Task goal.
Below is a set of entries; give all of them again exactly.

Record extracts.

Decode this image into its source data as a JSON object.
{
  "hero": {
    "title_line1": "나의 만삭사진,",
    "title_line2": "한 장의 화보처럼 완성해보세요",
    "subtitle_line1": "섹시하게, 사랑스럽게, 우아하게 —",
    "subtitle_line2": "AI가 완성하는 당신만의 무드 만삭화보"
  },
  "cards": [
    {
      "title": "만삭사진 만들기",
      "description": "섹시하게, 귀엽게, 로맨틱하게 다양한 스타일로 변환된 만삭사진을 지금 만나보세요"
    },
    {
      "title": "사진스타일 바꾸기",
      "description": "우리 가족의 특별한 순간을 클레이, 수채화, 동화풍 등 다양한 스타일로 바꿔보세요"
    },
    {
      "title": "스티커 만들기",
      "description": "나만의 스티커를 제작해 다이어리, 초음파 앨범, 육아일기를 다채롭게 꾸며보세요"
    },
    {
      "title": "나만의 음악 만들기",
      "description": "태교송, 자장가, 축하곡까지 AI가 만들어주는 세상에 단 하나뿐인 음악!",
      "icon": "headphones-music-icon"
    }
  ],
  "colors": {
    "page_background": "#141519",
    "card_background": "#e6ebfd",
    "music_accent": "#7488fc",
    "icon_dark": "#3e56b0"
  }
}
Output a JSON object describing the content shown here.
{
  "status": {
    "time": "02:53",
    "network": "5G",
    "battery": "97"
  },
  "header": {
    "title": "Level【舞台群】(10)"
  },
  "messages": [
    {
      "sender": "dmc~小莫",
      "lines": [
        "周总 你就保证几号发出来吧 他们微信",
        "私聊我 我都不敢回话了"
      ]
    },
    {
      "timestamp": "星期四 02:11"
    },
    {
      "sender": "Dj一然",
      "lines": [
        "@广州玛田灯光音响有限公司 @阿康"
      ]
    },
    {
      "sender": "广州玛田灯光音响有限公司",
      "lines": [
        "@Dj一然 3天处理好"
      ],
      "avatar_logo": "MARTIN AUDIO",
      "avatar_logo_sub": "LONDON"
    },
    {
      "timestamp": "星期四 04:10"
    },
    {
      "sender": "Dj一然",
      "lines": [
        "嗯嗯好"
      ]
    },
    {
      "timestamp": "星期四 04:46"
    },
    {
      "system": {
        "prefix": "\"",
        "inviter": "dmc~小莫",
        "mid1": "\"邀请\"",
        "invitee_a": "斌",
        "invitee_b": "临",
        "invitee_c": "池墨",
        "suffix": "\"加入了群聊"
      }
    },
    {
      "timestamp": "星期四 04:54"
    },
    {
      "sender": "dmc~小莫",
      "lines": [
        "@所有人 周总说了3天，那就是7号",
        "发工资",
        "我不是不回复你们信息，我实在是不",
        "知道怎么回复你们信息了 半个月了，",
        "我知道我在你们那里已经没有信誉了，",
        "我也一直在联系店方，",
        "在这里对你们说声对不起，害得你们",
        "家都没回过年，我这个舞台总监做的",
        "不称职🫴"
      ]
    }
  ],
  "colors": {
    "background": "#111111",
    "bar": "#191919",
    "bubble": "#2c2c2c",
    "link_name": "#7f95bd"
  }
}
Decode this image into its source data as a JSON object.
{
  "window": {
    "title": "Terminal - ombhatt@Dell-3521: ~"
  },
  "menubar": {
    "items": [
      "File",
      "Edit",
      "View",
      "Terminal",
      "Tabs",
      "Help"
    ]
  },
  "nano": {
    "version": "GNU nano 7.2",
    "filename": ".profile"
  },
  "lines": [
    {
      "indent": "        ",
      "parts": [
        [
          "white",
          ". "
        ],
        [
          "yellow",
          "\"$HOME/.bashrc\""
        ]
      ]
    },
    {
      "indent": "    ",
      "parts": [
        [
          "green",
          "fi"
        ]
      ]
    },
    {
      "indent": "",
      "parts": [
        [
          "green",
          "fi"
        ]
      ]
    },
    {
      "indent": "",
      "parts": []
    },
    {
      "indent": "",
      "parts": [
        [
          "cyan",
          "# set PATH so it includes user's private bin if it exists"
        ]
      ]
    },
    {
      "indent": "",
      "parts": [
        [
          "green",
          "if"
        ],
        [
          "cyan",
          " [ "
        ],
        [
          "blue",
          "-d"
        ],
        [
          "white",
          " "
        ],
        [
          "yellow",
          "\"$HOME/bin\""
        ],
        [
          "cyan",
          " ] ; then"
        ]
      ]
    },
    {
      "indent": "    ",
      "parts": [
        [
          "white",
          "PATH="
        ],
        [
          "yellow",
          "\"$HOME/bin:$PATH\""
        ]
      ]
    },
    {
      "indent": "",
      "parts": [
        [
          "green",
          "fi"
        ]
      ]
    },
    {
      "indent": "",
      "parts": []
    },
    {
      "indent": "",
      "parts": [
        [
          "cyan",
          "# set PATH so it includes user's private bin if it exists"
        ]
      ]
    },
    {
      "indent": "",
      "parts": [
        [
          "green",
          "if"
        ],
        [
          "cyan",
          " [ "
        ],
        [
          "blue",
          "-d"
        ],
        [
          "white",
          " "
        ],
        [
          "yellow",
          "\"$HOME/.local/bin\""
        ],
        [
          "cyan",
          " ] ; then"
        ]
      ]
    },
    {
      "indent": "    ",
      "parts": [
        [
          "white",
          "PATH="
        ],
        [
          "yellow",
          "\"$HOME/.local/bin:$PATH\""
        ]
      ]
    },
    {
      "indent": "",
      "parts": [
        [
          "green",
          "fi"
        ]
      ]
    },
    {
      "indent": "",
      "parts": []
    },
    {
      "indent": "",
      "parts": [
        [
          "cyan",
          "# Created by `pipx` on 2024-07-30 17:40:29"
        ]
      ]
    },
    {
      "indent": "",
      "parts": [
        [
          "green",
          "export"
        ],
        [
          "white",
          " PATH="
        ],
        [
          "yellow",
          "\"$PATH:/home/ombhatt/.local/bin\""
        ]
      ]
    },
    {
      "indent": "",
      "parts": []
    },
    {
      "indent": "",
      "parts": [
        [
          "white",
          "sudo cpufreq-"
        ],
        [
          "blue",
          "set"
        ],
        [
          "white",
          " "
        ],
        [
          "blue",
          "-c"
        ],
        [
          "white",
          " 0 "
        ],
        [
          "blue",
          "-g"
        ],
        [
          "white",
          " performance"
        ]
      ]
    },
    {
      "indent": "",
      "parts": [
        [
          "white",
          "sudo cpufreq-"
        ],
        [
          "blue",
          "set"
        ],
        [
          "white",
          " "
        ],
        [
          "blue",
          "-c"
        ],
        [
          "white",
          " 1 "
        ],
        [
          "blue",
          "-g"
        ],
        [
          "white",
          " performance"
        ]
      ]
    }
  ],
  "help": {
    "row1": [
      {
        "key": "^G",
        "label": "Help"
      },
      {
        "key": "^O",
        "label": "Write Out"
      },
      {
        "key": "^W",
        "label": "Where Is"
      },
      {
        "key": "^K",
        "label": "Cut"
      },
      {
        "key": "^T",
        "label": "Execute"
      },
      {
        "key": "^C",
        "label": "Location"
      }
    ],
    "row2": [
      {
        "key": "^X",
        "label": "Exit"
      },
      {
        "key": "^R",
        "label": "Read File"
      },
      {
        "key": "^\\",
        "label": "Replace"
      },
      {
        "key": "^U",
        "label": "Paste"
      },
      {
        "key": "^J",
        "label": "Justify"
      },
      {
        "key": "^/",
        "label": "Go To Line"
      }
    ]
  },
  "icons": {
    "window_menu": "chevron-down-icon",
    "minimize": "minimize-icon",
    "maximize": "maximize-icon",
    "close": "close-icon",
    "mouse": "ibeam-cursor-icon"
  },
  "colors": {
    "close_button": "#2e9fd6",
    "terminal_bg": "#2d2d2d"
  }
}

Result for this task.
Decode this image into its source data as a JSON object.
{
  "hero": {
    "title_line1": "나의 만삭사진,",
    "title_line2": "한 장의 화보처럼 완성해보세요",
    "subtitle_line1": "섹시하게, 사랑스럽게, 우아하게 —",
    "subtitle_line2": "AI가 완성하는 당신만의 무드 만삭화보"
  },
  "cards": [
    {
      "title": "만삭사진 만들기",
      "description": "섹시하게, 귀엽게, 로맨틱하게 다양한 스타일로 변환된 만삭사진을 지금 만나보세요"
    },
    {
      "title": "사진스타일 바꾸기",
      "description": "우리 가족의 특별한 순간을 클레이, 수채화, 동화풍 등 다양한 스타일로 바꿔보세요"
    },
    {
      "title": "스티커 만들기",
      "description": "나만의 스티커를 제작해 다이어리, 초음파 앨범, 육아일기를 다채롭게 꾸며보세요"
    },
    {
      "title": "나만의 음악 만들기",
      "description": "태교송, 자장가, 축하곡까지 AI가 만들어주는 세상에 단 하나뿐인 음악!",
      "icon": "headphones-music-icon"
    }
  ],
  "colors": {
    "page_background": "#141519",
    "card_background": "#e6ebfd",
    "music_accent": "#7488fc",
    "icon_dark": "#3e56b0"
  }
}
Output a JSON object describing the content shown here.
{
  "status": {
    "time": "02:53",
    "network": "5G",
    "battery": "97"
  },
  "header": {
    "title": "Level【舞台群】(10)"
  },
  "messages": [
    {
      "sender": "dmc~小莫",
      "lines": [
        "周总 你就保证几号发出来吧 他们微信",
        "私聊我 我都不敢回话了"
      ]
    },
    {
      "timestamp": "星期四 02:11"
    },
    {
      "sender": "Dj一然",
      "lines": [
        "@广州玛田灯光音响有限公司 @阿康"
      ]
    },
    {
      "sender": "广州玛田灯光音响有限公司",
      "lines": [
        "@Dj一然 3天处理好"
      ],
      "avatar_logo": "MARTIN AUDIO",
      "avatar_logo_sub": "LONDON"
    },
    {
      "timestamp": "星期四 04:10"
    },
    {
      "sender": "Dj一然",
      "lines": [
        "嗯嗯好"
      ]
    },
    {
      "timestamp": "星期四 04:46"
    },
    {
      "system": {
        "prefix": "\"",
        "inviter": "dmc~小莫",
        "mid1": "\"邀请\"",
        "invitee_a": "斌",
        "invitee_b": "临",
        "invitee_c": "池墨",
        "suffix": "\"加入了群聊"
      }
    },
    {
      "timestamp": "星期四 04:54"
    },
    {
      "sender": "dmc~小莫",
      "lines": [
        "@所有人 周总说了3天，那就是7号",
        "发工资",
        "我不是不回复你们信息，我实在是不",
        "知道怎么回复你们信息了 半个月了，",
        "我知道我在你们那里已经没有信誉了，",
        "我也一直在联系店方，",
        "在这里对你们说声对不起，害得你们",
        "家都没回过年，我这个舞台总监做的",
        "不称职🫴"
      ]
    }
  ],
  "colors": {
    "background": "#111111",
    "bar": "#191919",
    "bubble": "#2c2c2c",
    "link_name": "#7f95bd"
  }
}
Decode this image into its source data as a JSON object.
{
  "window": {
    "title": "Terminal - ombhatt@Dell-3521: ~"
  },
  "menubar": {
    "items": [
      "File",
      "Edit",
      "View",
      "Terminal",
      "Tabs",
      "Help"
    ]
  },
  "nano": {
    "version": "GNU nano 7.2",
    "filename": ".profile"
  },
  "lines": [
    {
      "indent": "        ",
      "parts": [
        [
          "white",
          ". "
        ],
        [
          "yellow",
          "\"$HOME/.bashrc\""
        ]
      ]
    },
    {
      "indent": "    ",
      "parts": [
        [
          "green",
          "fi"
        ]
      ]
    },
    {
      "indent": "",
      "parts": [
        [
          "green",
          "fi"
        ]
      ]
    },
    {
      "indent": "",
      "parts": []
    },
    {
      "indent": "",
      "parts": [
        [
          "cyan",
          "# set PATH so it includes user's private bin if it exists"
        ]
      ]
    },
    {
      "indent": "",
      "parts": [
        [
          "green",
          "if"
        ],
        [
          "cyan",
          " [ "
        ],
        [
          "blue",
          "-d"
        ],
        [
          "white",
          " "
        ],
        [
          "yellow",
          "\"$HOME/bin\""
        ],
        [
          "cyan",
          " ] ; then"
        ]
      ]
    },
    {
      "indent": "    ",
      "parts": [
        [
          "white",
          "PATH="
        ],
        [
          "yellow",
          "\"$HOME/bin:$PATH\""
        ]
      ]
    },
    {
      "indent": "",
      "parts": [
        [
          "green",
          "fi"
        ]
      ]
    },
    {
      "indent": "",
      "parts": []
    },
    {
      "indent": "",
      "parts": [
        [
          "cyan",
          "# set PATH so it includes user's private bin if it exists"
        ]
      ]
    },
    {
      "indent": "",
      "parts": [
        [
          "green",
          "if"
        ],
        [
          "cyan",
          " [ "
        ],
        [
          "blue",
          "-d"
        ],
        [
          "white",
          " "
        ],
        [
          "yellow",
          "\"$HOME/.local/bin\""
        ],
        [
          "cyan",
          " ] ; then"
        ]
      ]
    },
    {
      "indent": "    ",
      "parts": [
        [
          "white",
          "PATH="
        ],
        [
          "yellow",
          "\"$HOME/.local/bin:$PATH\""
        ]
      ]
    },
    {
      "indent": "",
      "parts": [
        [
          "green",
          "fi"
        ]
      ]
    },
    {
      "indent": "",
      "parts": []
    },
    {
      "indent": "",
      "parts": [
        [
          "cyan",
          "# Created by `pipx` on 2024-07-30 17:40:29"
        ]
      ]
    },
    {
      "indent": "",
      "parts": [
        [
          "green",
          "export"
        ],
        [
          "white",
          " PATH="
        ],
        [
          "yellow",
          "\"$PATH:/home/ombhatt/.local/bin\""
        ]
      ]
    },
    {
      "indent": "",
      "parts": []
    },
    {
      "indent": "",
      "parts": [
        [
          "white",
          "sudo cpufreq-"
        ],
        [
          "blue",
          "set"
        ],
        [
          "white",
          " "
        ],
        [
          "blue",
          "-c"
        ],
        [
          "white",
          " 0 "
        ],
        [
          "blue",
          "-g"
        ],
        [
          "white",
          " performance"
        ]
      ]
    },
    {
      "indent": "",
      "parts": [
        [
          "white",
          "sudo cpufreq-"
        ],
        [
          "blue",
          "set"
        ],
        [
          "white",
          " "
        ],
        [
          "blue",
          "-c"
        ],
        [
          "white",
          " 1 "
        ],
        [
          "blue",
          "-g"
        ],
        [
          "white",
          " performance"
        ]
      ]
    }
  ],
  "help": {
    "row1": [
      {
        "key": "^G",
        "label": "Help"
      },
      {
        "key": "^O",
        "label": "Write Out"
      },
      {
        "key": "^W",
        "label": "Where Is"
      },
      {
        "key": "^K",
        "label": "Cut"
      },
      {
        "key": "^T",
        "label": "Execute"
      },
      {
        "key": "^C",
        "label": "Location"
      }
    ],
    "row2": [
      {
        "key": "^X",
        "label": "Exit"
      },
      {
        "key": "^R",
        "label": "Read File"
      },
      {
        "key": "^\\",
        "label": "Replace"
      },
      {
        "key": "^U",
        "label": "Paste"
      },
      {
        "key": "^J",
        "label": "Justify"
      },
      {
        "key": "^/",
        "label": "Go To Line"
      }
    ]
  },
  "icons": {
    "window_menu": "chevron-down-icon",
    "minimize": "minimize-icon",
    "maximize": "maximize-icon",
    "close": "close-icon",
    "mouse": "ibeam-cursor-icon"
  },
  "colors": {
    "close_button": "#2e9fd6",
    "terminal_bg": "#2d2d2d"
  }
}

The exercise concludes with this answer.